Lewes District Council is to give its backing to the so-called People’s Vote campaign after passing a range of motions connected to Brexit this week.
At a full council meeting on Monday (November 26), Lewes councillors called on the council’s chief executive to write to government expressing a desire for a People’s Vote on the final Brexit terms, including the option to remain within the European Union.
The call was agreed as part of a motion put forward by Green Party councillor Joanna Carter (Lewes Bridge).
Cllr Carter’s motion also called on council officers to carry out an overall assessment of the strategic risks which may face the district as a result of Brexit and to explicitly identify ‘Brexit Impacts’ in other reports.
Introducing her motion, Cllr Carter said: “I am delighted to hear that Lewes District Council has already done a risk assessment but we need to do more than this. We need to actually call for a People’s Vote, including an option to remain.
“I’m hoping that this will actually get cross-party support, because I don’t think this is something that any one party should be taking forward [alone].
“This is a very democratic way to take forward the decision on the EU. We vote on a government every four years or five years, we vote on this council every four years. Voting again on something is the best way to democratically make decisions on something in this country.
“I also think it is important to note that other councils have already called for a People’s Vote. We would be joining a range of voices from different councils, with different political makeups. I think our voice here will make a difference.”
‘We can’t keep voting until we get the result we want’
Predictably, Cllr Carter’s motion split opinion amongst councillors with members speaking both for and against the principle of a People’s Vote.
Among those to criticise the motion was Cllr Jim Sheppard (Con. – Newick), who said: “It seems that you have a referendum and if you don’t like the result you say ‘let’s have another referendum’.
“Now they are saying ‘we can’t have a referendum, let’s have a People’s Vote’ If they don’t win the People’ Vote, then what? Do we have another People’s Vote or somebody else’s vote?.

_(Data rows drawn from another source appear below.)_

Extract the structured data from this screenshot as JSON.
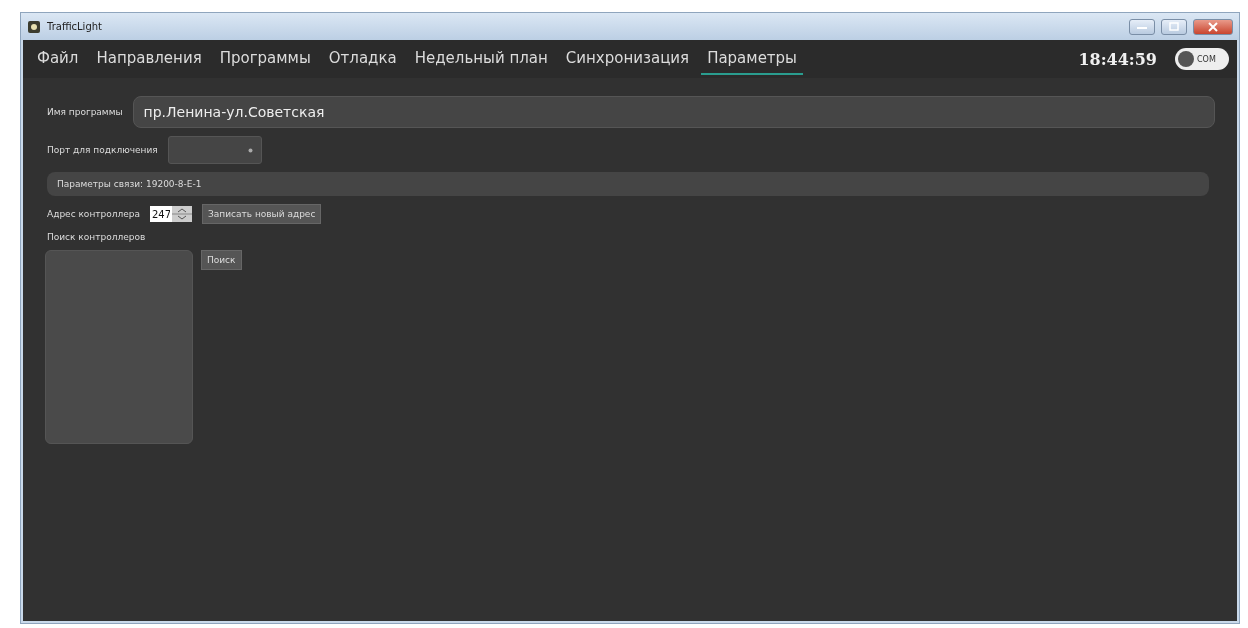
{
  "window": {
    "title": "TrafficLight"
  },
  "tabs": [
    {
      "label": "Файл",
      "selected": false
    },
    {
      "label": "Направления",
      "selected": false
    },
    {
      "label": "Программы",
      "selected": false
    },
    {
      "label": "Отладка",
      "selected": false
    },
    {
      "label": "Недельный план",
      "selected": false
    },
    {
      "label": "Синхронизация",
      "selected": false
    },
    {
      "label": "Параметры",
      "selected": true
    }
  ],
  "clock": "18:44:59",
  "com_toggle": {
    "label": "COM",
    "on": false
  },
  "program_name": {
    "label": "Имя программы",
    "value": "пр.Ленина-ул.Советская"
  },
  "port": {
    "label": "Порт для подключения"
  },
  "connection_params": "Параметры связи: 19200-8-E-1",
  "controller_address": {
    "label": "Адрес контроллера",
    "value": "247",
    "button": "Записать новый адрес"
  },
  "search": {
    "label": "Поиск контроллеров",
    "button": "Поиск"
  }
}
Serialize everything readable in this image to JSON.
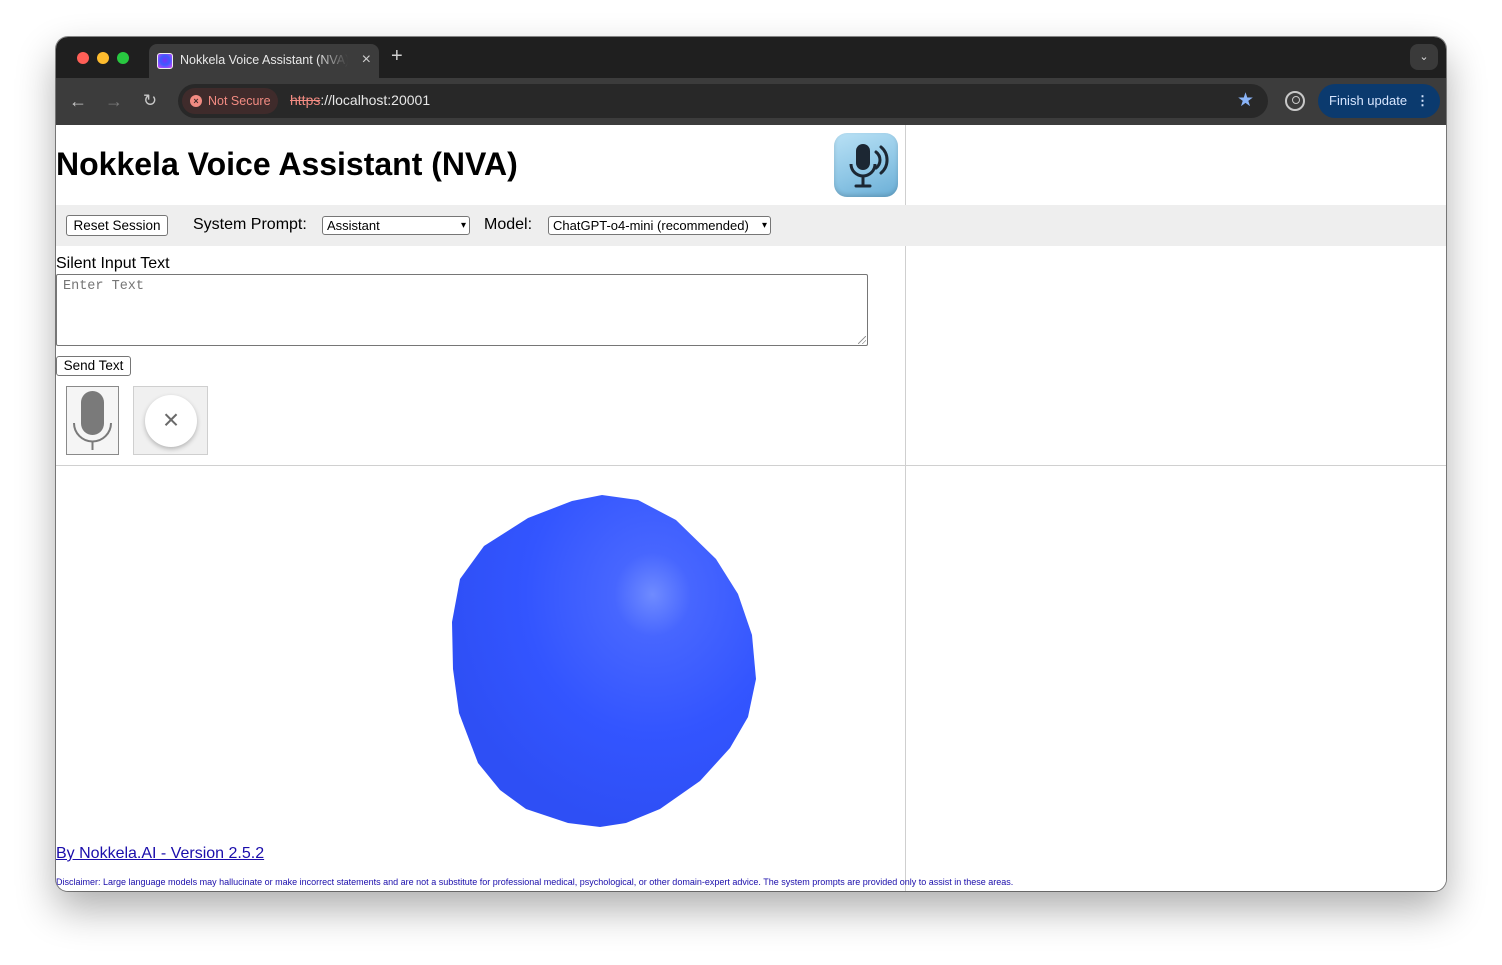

“We can’t keep voting in the referendum until we get the result we want. Put up with what you’ve got.”
Opinions, however, were not simply split along party lines, with some Conservative councillors also speaking in favour of the motion.
‘Tired of Brexit’
They included Cllr Tony Nicholson (Seaford East), who said: “I, like a lot of people are no doubt, am tired of Brexit. Every day we put the news on, and it is Brexit this and Brexit the other.
“I think it is time it was brought to an end and if we had a vote, then it would be one way or the other. It would be finality, at least for some time.
“I think a referendum – I call it a referendum at least – is a way to bring this situation to a closure and the sooner we have it the better.”
Following a debate the motion was passed by the majority of councillors present.
Councillors also resolved to pass two other Brexit-related motions at the same meeting.
Taskforce to look at impact of Brexit on Newhaven Port
The first, put forward by Liberal Democrat Vic Ient, called on the council to set up a task force for Brexit planning in Lewes district and invite a range of local partners to join. Its biggest focus would be the running of Newhaven Port after leaving, Cllr Ient said.
The second motion called on council leader Andy Smith to write to Prime Minister Theresa May, asking her to call a general election as soon as possible.
The motion, put forward by Green Party group leader Tony Rowell, was passed despite objections Cllr Smith.
Cllr Smith said: “I would also like to point out that this Prime Minister voted remain as well and she, in fact, is probably the only person I can think of who can bring about what that democratic vote was about, despite the fact that it wasn’t my choice.
“The suggestion that I should write to hear at a time of what must be the most difficult political decision ever, barring wars and trouble and strife. I’m going to have to say no.
“A lot of Conservatives did not want this. This is just the way it has worked out.”